If it is happiness you are seeking a move to Denmark could be in order, according to the first scientist to make a world map of happiness.
Must be a Dane.....
Adrian White, from the UK's University of Leicester, used the responses of 80,000 people worldwide to map out subjective wellbeing.
Denmark came top, followed closely by Switzerland and Austria. The UK ranked 41st. Zimbabwe and Burundi came bottom.
A nation's level of happiness was most closely associated with health levels.
Prosperity and education were the next strongest determinants of national happiness.
Mr White, who is an analytic social psychologist at the university, said: "When people are asked if they are happy with their lives, people in countries with good healthcare, a higher GDP [gross domestic product] per capita, and access to education were much more likely to report being happy."
He acknowledged that these measures of happiness are not perfect, but said they were the best available and were the measures that politicians were talking of using to measure the relative performance of each country.
He said it would be possible to use these parameters to track changes in happiness, and what events may cause that, such as the effects a war, famine or national success might have on the happiness of people in a particular country.
He said: "There is increasing political interest in using measures of happiness as a national indicator in conjunction with measures of wealth.
"A recent BBC survey found that 81% of the population think the government should focus on making us happier rather than wealthier.
"It is worth remembering that the UK is doing relatively well in this area, coming 41st out of 178 nations."
HOW THE NATIONS RANKED ON HAPPINESS
1st - Denmark
2nd - Switzerland
3rd - Austria
4th - Iceland
5th - The Bahamas
23rd - USA
41st - UK
90th - Japan
178th - Burundi
He said he was surprised to see countries in Asia scoring so low, with China 82nd, Japan 90th and India 125th, because these are countries that are thought as having a strong sense of collective identity which other researchers have associated with well-being.
"It is also notable that many of the largest countries in terms of population do quite badly," he said.
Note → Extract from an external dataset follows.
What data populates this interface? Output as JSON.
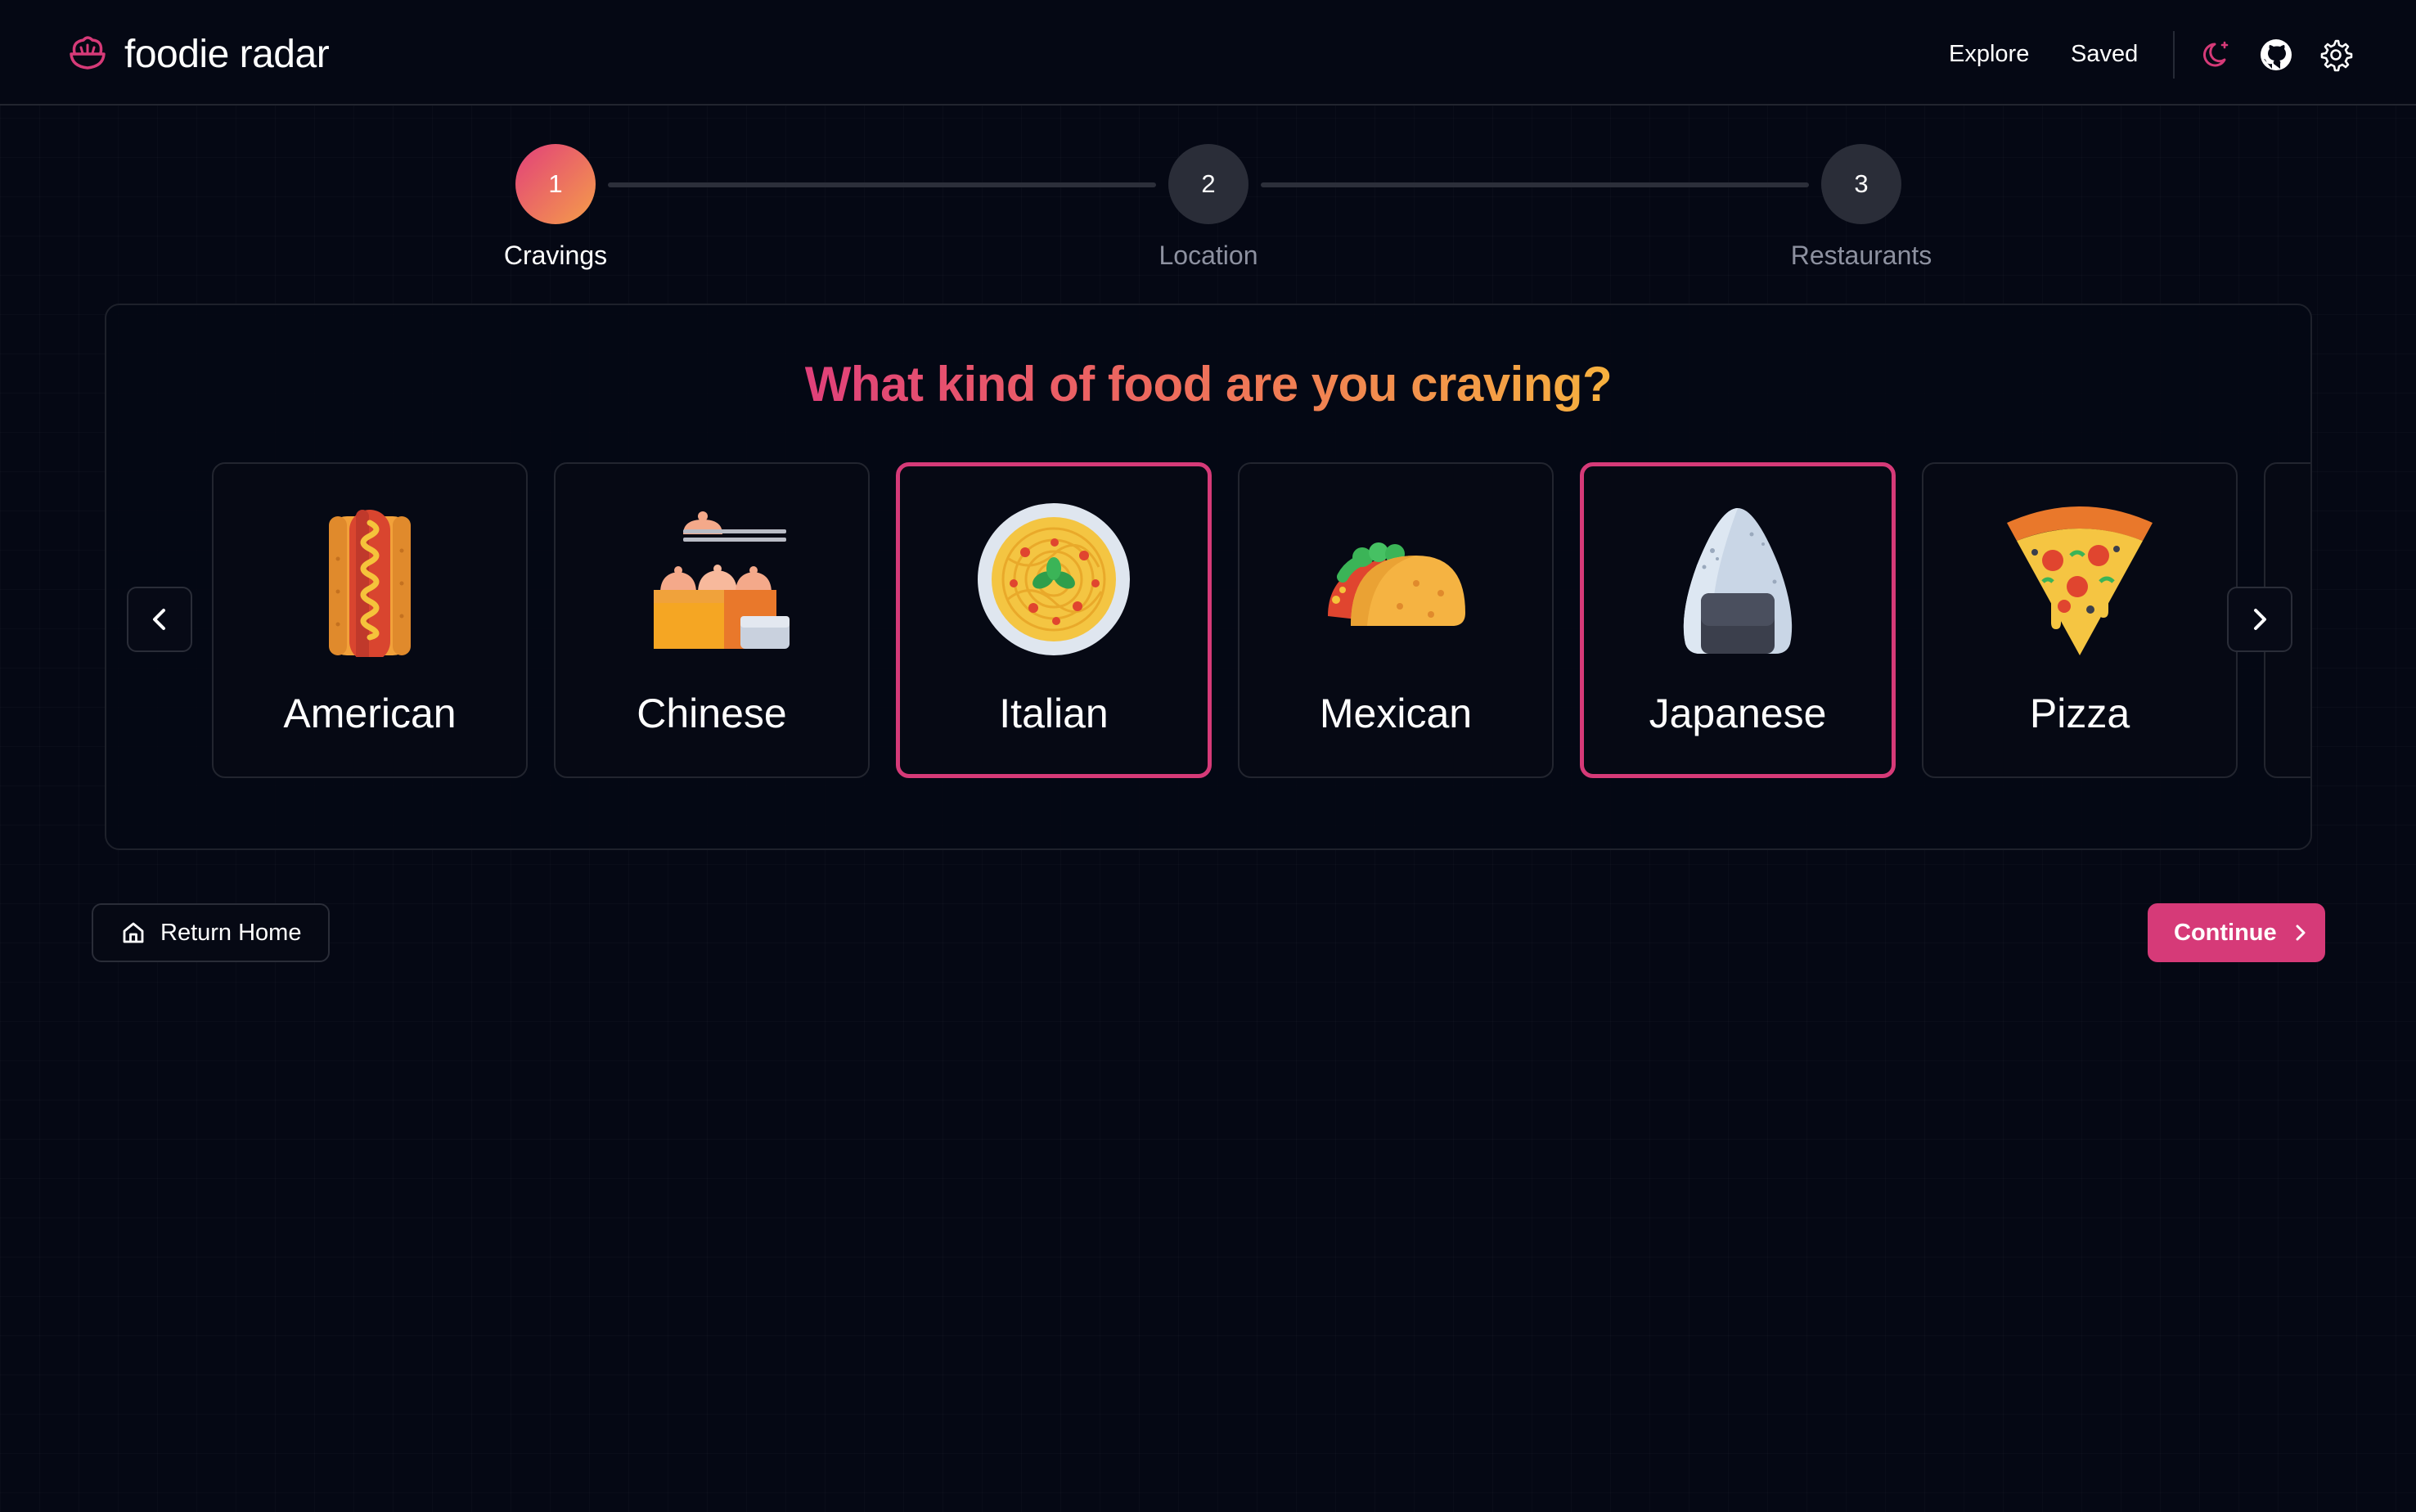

He said: "The frustrations of modern life, and the anxieties of the age, seem to be much less significant compared to the health, financial and educational needs in other parts of the world."